During spring and summer, the green color of chlorophyll in the leaves helps plants absorb life-giving sunlight.
It hides other colors present in the leaves. The oranges and yellows of fall leaves are there, but are hidden.
During the fall in the United States and elsewhere, trees break down their nutrients and green pigments stored in their leaves. The nutrients are basically shuttled into the roots for reuse during the spring.
It’s then that trees usually take on their autumn hues.
According to Bryan A. Hanson, a professor of chemistry and biochemistry at DePauw University, when leaves lose chlorophyll, other pigments become visible to the human eye. Most of the leaves turn brown, showing that all pigments are gone.
In spring and summer, leaves serve as factories where the foods necessary for tree’s growth are manufactured.
This process takes place in the leaf in the cells that contain chlorophyll – that gives leaves their green color.
This chemical absorbs energy from sunlight used in transforming carbon dioxide and water to carbohydrates.

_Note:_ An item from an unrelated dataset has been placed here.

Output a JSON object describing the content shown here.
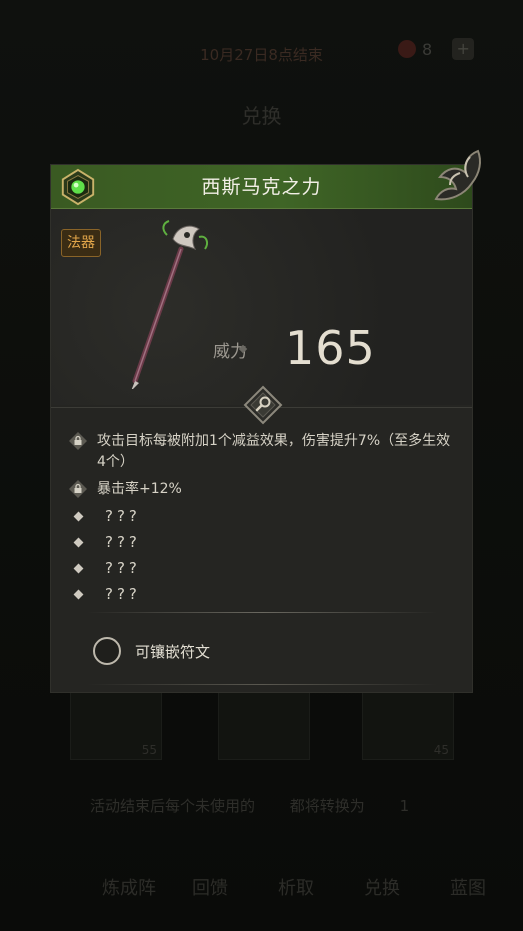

But during the fall, due to the changes in the length of daylight and the gradual changes in temperature, leaves stop their food-making process.
Likewise, other chemical changes also occur to form additional colors through the development of red pigments.
Likewise, some mixtures also give rise to purplish and reddish fall colors.